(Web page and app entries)

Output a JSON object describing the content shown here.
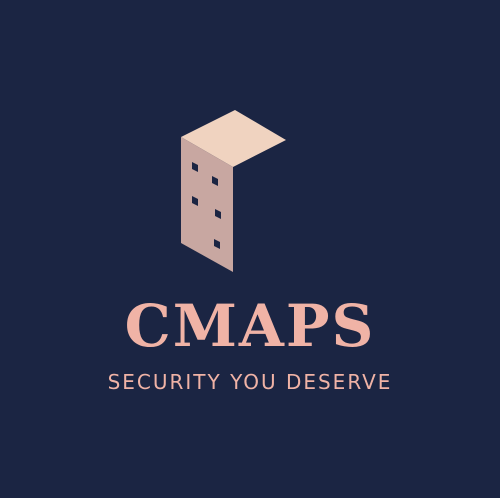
{
  "brand": {
    "name": "CMAPS",
    "tagline": "SECURITY YOU DESERVE"
  },
  "logo": {
    "icon": "isometric-building-icon"
  },
  "colors": {
    "background": "#1b2543",
    "accent": "#f0b3a6",
    "building_top": "#f0d3c0",
    "building_side": "#c8a7a1",
    "windows": "#1b2543"
  }
}
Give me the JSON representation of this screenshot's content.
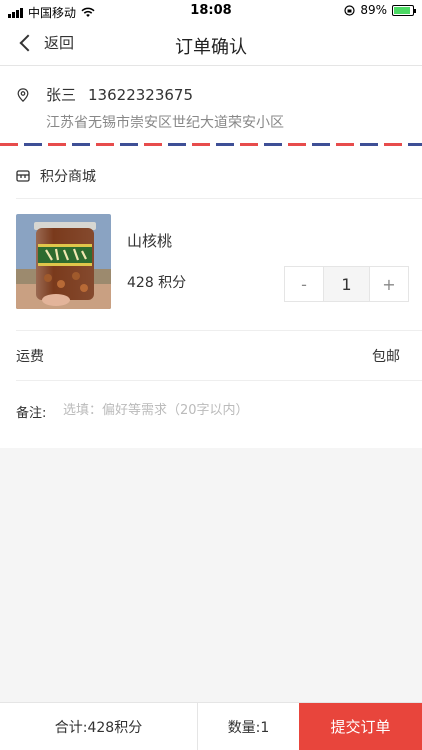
{
  "status_bar": {
    "carrier": "中国移动",
    "time": "18:08",
    "battery_percent": "89%",
    "battery_level": 0.89,
    "icons": [
      "signal-icon",
      "wifi-icon",
      "orientation-lock-icon",
      "battery-icon"
    ]
  },
  "nav": {
    "back_label": "返回",
    "title": "订单确认"
  },
  "address": {
    "name": "张三",
    "phone": "13622323675",
    "detail": "江苏省无锡市崇安区世纪大道荣安小区"
  },
  "shop": {
    "name": "积分商城"
  },
  "product": {
    "name": "山核桃",
    "price": "428 积分",
    "quantity": "1",
    "decrement_label": "-",
    "increment_label": "+",
    "image_label": "山核桃仁"
  },
  "shipping": {
    "label": "运费",
    "value": "包邮"
  },
  "remark": {
    "label": "备注:",
    "placeholder": "选填：偏好等需求（20字以内）",
    "value": ""
  },
  "footer": {
    "total": "合计:428积分",
    "quantity": "数量:1",
    "submit_label": "提交订单"
  },
  "colors": {
    "accent": "#e8453c",
    "airmail_red": "#e74c4c",
    "airmail_blue": "#3e4f96",
    "background": "#f5f5f5"
  }
}
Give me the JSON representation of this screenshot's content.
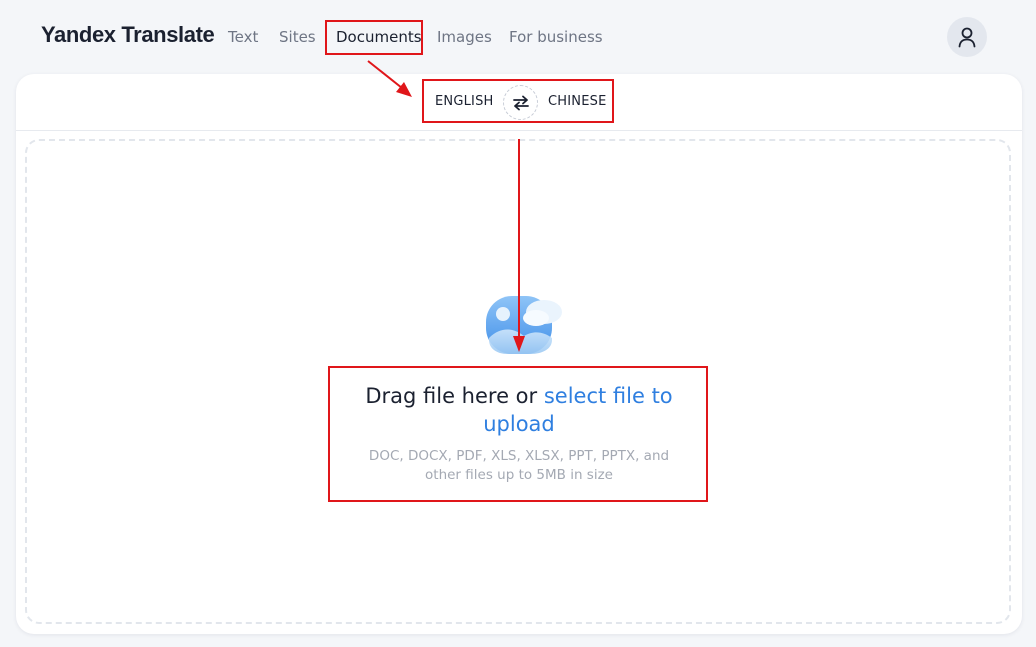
{
  "header": {
    "logo": "Yandex Translate",
    "nav": [
      {
        "label": "Text"
      },
      {
        "label": "Sites"
      },
      {
        "label": "Documents"
      },
      {
        "label": "Images"
      },
      {
        "label": "For business"
      }
    ],
    "active_tab": "Documents",
    "avatar_icon": "user-icon"
  },
  "language_bar": {
    "source": "ENGLISH",
    "target": "CHINESE",
    "swap_icon": "swap-arrows-icon"
  },
  "dropzone": {
    "illustration_icon": "image-cloud-icon",
    "title_prefix": "Drag file here or ",
    "title_link": "select file to upload",
    "subtitle": "DOC, DOCX, PDF, XLS, XLSX, PPT, PPTX, and other files up to 5MB in size"
  },
  "colors": {
    "page_bg": "#f4f6f9",
    "card_bg": "#ffffff",
    "link": "#2f7fe0",
    "annotation": "#e0161a",
    "text_primary": "#1b2130",
    "text_muted": "#a4a9b3"
  }
}
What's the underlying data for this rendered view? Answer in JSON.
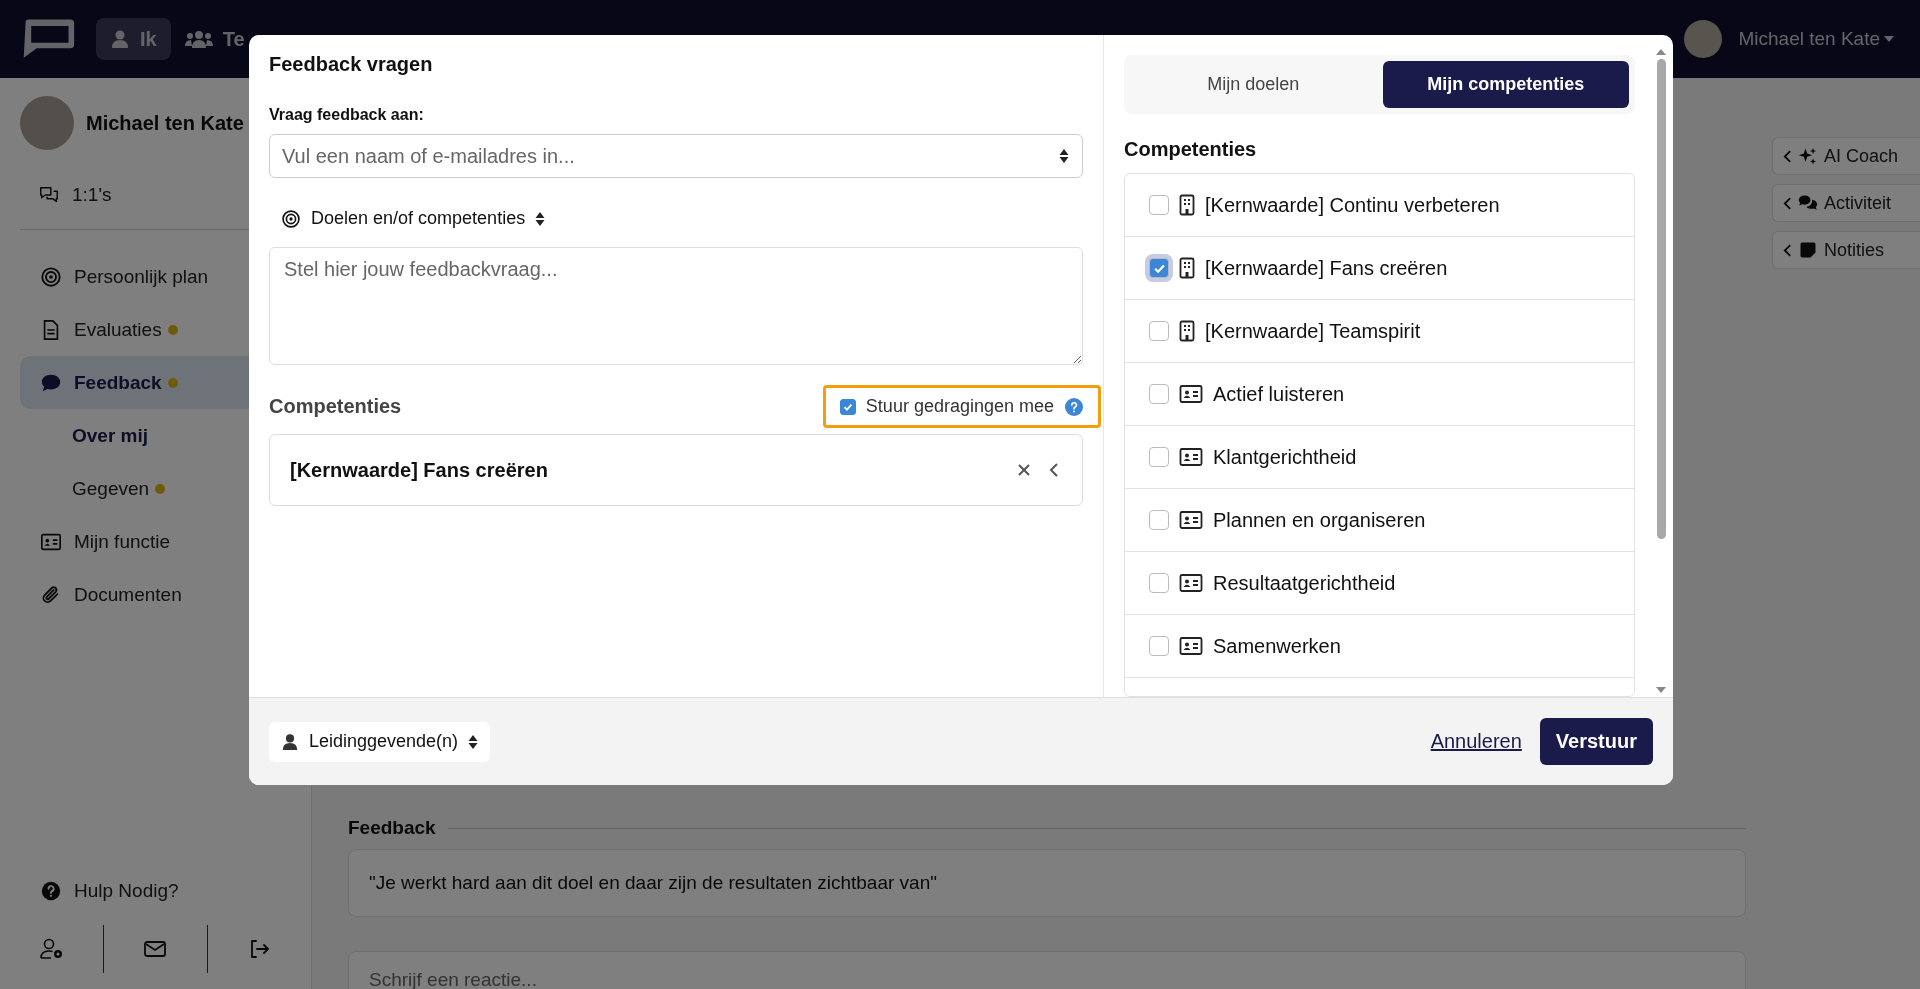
{
  "topbar": {
    "nav": [
      {
        "label": "Ik",
        "kind": "person",
        "selected": true
      },
      {
        "label": "Te",
        "kind": "people",
        "selected": false
      }
    ],
    "user": "Michael ten Kate"
  },
  "sidebar": {
    "user": "Michael ten Kate",
    "meetings": "1:1's",
    "items": [
      {
        "label": "Persoonlijk plan",
        "kind": "target",
        "dot": false,
        "selected": false
      },
      {
        "label": "Evaluaties",
        "kind": "document",
        "dot": true,
        "selected": false
      },
      {
        "label": "Feedback",
        "kind": "chat",
        "dot": true,
        "selected": true,
        "children": [
          {
            "label": "Over mij",
            "dot": false,
            "selected": true
          },
          {
            "label": "Gegeven",
            "dot": true,
            "selected": false
          }
        ]
      },
      {
        "label": "Mijn functie",
        "kind": "idcard",
        "dot": false,
        "selected": false
      },
      {
        "label": "Documenten",
        "kind": "paperclip",
        "dot": false,
        "selected": false
      }
    ],
    "help": "Hulp Nodig?"
  },
  "main": {
    "feedback_heading": "Feedback",
    "quote": "\"Je werkt hard aan dit doel en daar zijn de resultaten zichtbaar van\"",
    "reaction_placeholder": "Schrijf een reactie..."
  },
  "side_panels": [
    {
      "label": "AI Coach",
      "kind": "sparkle"
    },
    {
      "label": "Activiteit",
      "kind": "comments"
    },
    {
      "label": "Notities",
      "kind": "note"
    }
  ],
  "modal": {
    "title": "Feedback vragen",
    "recipient_label": "Vraag feedback aan:",
    "recipient_placeholder": "Vul een naam of e-mailadres in...",
    "type_select": "Doelen en/of competenties",
    "question_placeholder": "Stel hier jouw feedbackvraag...",
    "selected_heading": "Competenties",
    "send_behaviours": {
      "label": "Stuur gedragingen mee",
      "checked": true
    },
    "selected_items": [
      {
        "label": "[Kernwaarde] Fans creëren"
      }
    ],
    "tabs": [
      {
        "label": "Mijn doelen",
        "selected": false
      },
      {
        "label": "Mijn competenties",
        "selected": true
      }
    ],
    "list_heading": "Competenties",
    "competencies": [
      {
        "label": "[Kernwaarde] Continu verbeteren",
        "kind": "core",
        "checked": false
      },
      {
        "label": "[Kernwaarde] Fans creëren",
        "kind": "core",
        "checked": true
      },
      {
        "label": "[Kernwaarde] Teamspirit",
        "kind": "core",
        "checked": false
      },
      {
        "label": "Actief luisteren",
        "kind": "role",
        "checked": false
      },
      {
        "label": "Klantgerichtheid",
        "kind": "role",
        "checked": false
      },
      {
        "label": "Plannen en organiseren",
        "kind": "role",
        "checked": false
      },
      {
        "label": "Resultaatgerichtheid",
        "kind": "role",
        "checked": false
      },
      {
        "label": "Samenwerken",
        "kind": "role",
        "checked": false
      }
    ],
    "audience": "Leidinggevende(n)",
    "cancel": "Annuleren",
    "submit": "Verstuur"
  }
}
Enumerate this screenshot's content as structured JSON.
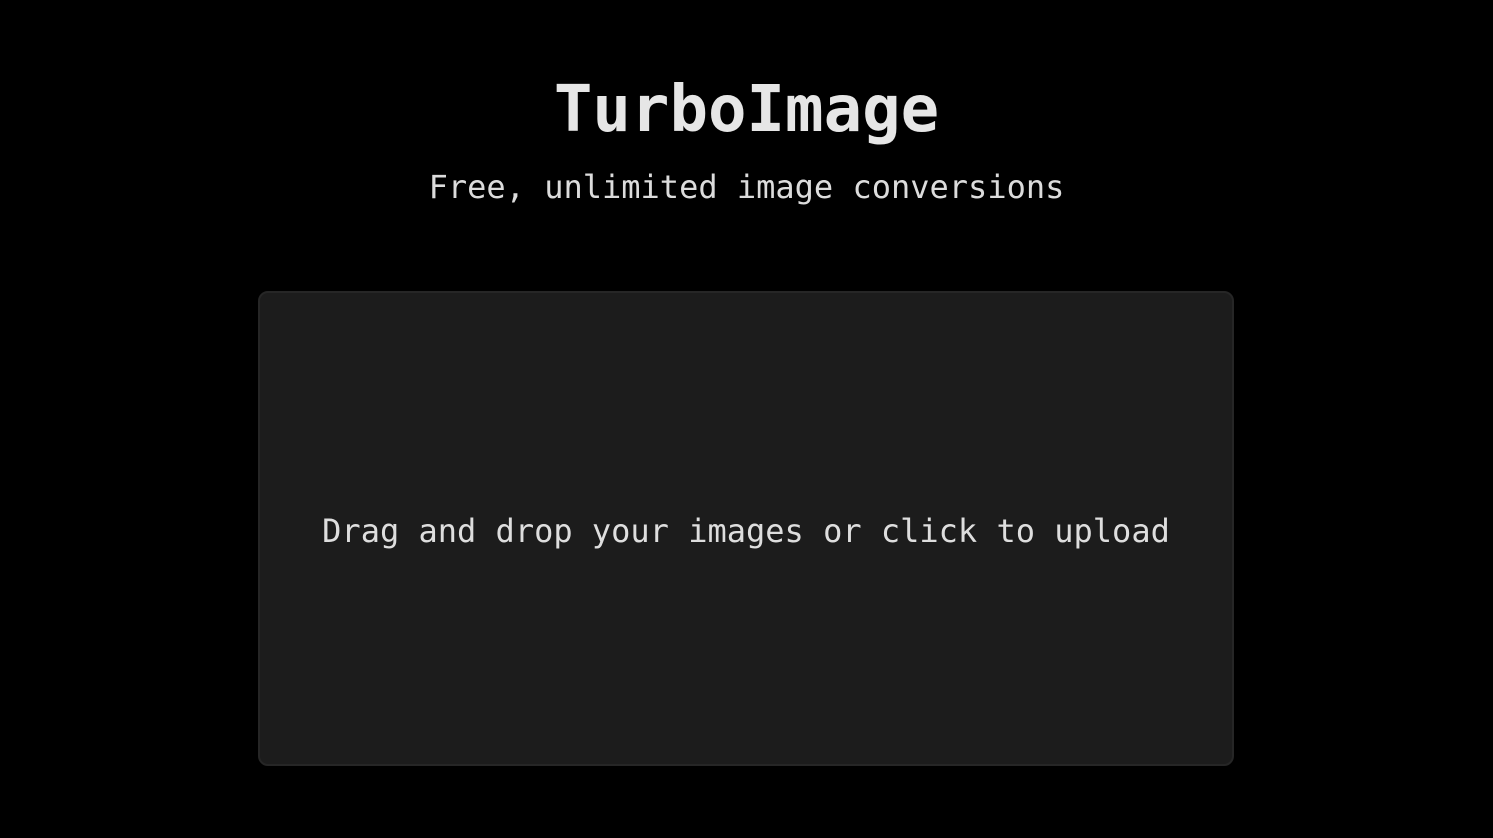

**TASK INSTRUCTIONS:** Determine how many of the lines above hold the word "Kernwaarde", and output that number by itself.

**RESPONSE TO THIS EXERCISE:** 4